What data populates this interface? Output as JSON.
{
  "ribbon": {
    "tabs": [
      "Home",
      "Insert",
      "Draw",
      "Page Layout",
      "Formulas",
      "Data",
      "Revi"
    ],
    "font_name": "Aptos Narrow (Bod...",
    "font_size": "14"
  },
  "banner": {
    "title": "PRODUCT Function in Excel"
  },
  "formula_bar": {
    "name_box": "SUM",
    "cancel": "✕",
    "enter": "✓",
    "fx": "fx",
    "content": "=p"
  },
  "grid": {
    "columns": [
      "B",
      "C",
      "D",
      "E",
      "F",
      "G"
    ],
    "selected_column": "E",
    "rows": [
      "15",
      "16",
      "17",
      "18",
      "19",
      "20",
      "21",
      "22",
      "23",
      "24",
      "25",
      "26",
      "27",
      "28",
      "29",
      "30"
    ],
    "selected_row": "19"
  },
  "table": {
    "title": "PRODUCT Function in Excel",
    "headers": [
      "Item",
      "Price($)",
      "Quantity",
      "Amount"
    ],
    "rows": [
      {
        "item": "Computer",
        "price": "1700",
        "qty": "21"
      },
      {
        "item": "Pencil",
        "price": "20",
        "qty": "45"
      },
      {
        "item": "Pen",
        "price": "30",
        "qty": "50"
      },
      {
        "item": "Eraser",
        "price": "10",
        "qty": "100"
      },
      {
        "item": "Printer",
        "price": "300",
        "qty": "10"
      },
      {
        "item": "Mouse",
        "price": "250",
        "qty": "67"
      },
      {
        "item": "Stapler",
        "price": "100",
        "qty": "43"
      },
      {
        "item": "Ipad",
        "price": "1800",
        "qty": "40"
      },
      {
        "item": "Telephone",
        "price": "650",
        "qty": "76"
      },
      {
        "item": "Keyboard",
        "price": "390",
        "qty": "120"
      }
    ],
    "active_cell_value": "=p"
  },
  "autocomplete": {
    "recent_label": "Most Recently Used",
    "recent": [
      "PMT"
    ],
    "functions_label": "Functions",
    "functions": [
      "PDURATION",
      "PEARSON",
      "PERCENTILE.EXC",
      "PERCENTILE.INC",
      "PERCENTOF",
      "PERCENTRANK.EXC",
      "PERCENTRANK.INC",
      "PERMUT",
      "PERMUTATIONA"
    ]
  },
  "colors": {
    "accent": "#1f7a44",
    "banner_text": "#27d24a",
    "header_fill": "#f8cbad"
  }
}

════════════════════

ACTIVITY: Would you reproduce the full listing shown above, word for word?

RESULT:
What data populates this interface? Output as JSON.
{
  "ribbon": {
    "tabs": [
      "Home",
      "Insert",
      "Draw",
      "Page Layout",
      "Formulas",
      "Data",
      "Revi"
    ],
    "font_name": "Aptos Narrow (Bod...",
    "font_size": "14"
  },
  "banner": {
    "title": "PRODUCT Function in Excel"
  },
  "formula_bar": {
    "name_box": "SUM",
    "cancel": "✕",
    "enter": "✓",
    "fx": "fx",
    "content": "=p"
  },
  "grid": {
    "columns": [
      "B",
      "C",
      "D",
      "E",
      "F",
      "G"
    ],
    "selected_column": "E",
    "rows": [
      "15",
      "16",
      "17",
      "18",
      "19",
      "20",
      "21",
      "22",
      "23",
      "24",
      "25",
      "26",
      "27",
      "28",
      "29",
      "30"
    ],
    "selected_row": "19"
  },
  "table": {
    "title": "PRODUCT Function in Excel",
    "headers": [
      "Item",
      "Price($)",
      "Quantity",
      "Amount"
    ],
    "rows": [
      {
        "item": "Computer",
        "price": "1700",
        "qty": "21"
      },
      {
        "item": "Pencil",
        "price": "20",
        "qty": "45"
      },
      {
        "item": "Pen",
        "price": "30",
        "qty": "50"
      },
      {
        "item": "Eraser",
        "price": "10",
        "qty": "100"
      },
      {
        "item": "Printer",
        "price": "300",
        "qty": "10"
      },
      {
        "item": "Mouse",
        "price": "250",
        "qty": "67"
      },
      {
        "item": "Stapler",
        "price": "100",
        "qty": "43"
      },
      {
        "item": "Ipad",
        "price": "1800",
        "qty": "40"
      },
      {
        "item": "Telephone",
        "price": "650",
        "qty": "76"
      },
      {
        "item": "Keyboard",
        "price": "390",
        "qty": "120"
      }
    ],
    "active_cell_value": "=p"
  },
  "autocomplete": {
    "recent_label": "Most Recently Used",
    "recent": [
      "PMT"
    ],
    "functions_label": "Functions",
    "functions": [
      "PDURATION",
      "PEARSON",
      "PERCENTILE.EXC",
      "PERCENTILE.INC",
      "PERCENTOF",
      "PERCENTRANK.EXC",
      "PERCENTRANK.INC",
      "PERMUT",
      "PERMUTATIONA"
    ]
  },
  "colors": {
    "accent": "#1f7a44",
    "banner_text": "#27d24a",
    "header_fill": "#f8cbad"
  }
}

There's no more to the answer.